So how are you supposed to feel when somebody you’d spent so much time with suddenly leaves? Somebody who was not your boyfriend? It felt like I wasn’t supposed to be sad because our relationship was not defined. Maybe he wanted it that way so that it would be easy for him to leave, so that he wouldn’t be doing anything bad.

Somewhere along the 6 month mark, he changed his mind, but never told me.

I called him up one night and asked him in a faint whisper, “Do you still like me?”

He wasn’t sure. He said something like, “I don’t want to be with you, but I still like you.”

“Why didn’t you tell me that you had stopped liking me?”

“I didn’t think it was that serious.”

And so I told him that we could remain friends if he could keep it neutral between us. I thought, better to be direct and set boundaries now, than not and regret it later.

But he never kept to that agreement.

And so after the 1 year mark I told him I didn’t want to be friends with him, and stopped all contact. Two weeks later, he texted me saying “I miss you.”

He did this a couple of times and at this point, I turned into a crazy, uncontrollable person, the details of which are too embarassing to share. I became the crazy person, the one people always say you should stay away from. And that made me feel so isolated in the process of my anger and sadness.

The hardest part has been replaying my part in this. Was I being too pushy? Or emotional? There are moments throughout the day where I have hated my actions, and as an extension, hated myself.

I don’t want to define the road forward. All I know is that I need to continue writing to make sense of the things that don’t make sense.

In the beginning, it was too hard for me to write about what happened, I was too caught up in the emotions so I was afraid I wouldn’t be honest with myself. I have been writing in bits and pieces, letting the truth come out slowly. I feel like I did everything right in the beginning, but even then everything turned wrong, and I am the one left reeling with this.

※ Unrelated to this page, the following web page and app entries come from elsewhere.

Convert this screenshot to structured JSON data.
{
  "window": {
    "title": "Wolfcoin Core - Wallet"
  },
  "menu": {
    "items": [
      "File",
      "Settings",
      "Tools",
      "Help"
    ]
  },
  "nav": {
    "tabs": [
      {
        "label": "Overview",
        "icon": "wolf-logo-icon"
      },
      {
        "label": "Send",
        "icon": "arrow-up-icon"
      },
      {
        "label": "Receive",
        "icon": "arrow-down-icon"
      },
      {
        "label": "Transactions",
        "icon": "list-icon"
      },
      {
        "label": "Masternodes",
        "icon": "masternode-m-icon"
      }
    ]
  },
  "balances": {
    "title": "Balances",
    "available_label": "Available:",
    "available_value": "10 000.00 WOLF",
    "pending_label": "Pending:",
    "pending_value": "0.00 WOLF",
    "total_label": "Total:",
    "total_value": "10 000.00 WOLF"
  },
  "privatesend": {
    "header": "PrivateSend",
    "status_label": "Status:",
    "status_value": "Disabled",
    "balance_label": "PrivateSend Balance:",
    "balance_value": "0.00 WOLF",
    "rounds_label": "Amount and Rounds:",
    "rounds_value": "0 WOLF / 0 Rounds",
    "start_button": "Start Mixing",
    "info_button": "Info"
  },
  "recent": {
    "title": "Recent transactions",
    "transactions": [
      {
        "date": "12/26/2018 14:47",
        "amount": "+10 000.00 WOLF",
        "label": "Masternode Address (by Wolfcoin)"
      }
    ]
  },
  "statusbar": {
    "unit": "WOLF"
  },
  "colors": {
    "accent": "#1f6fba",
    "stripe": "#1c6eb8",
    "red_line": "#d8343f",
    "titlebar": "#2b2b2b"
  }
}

Emotions are something I need to balance. From time to time I feel guilty for letting my emotions ruin this thing between us. But then I think, what is a relationship without emotions?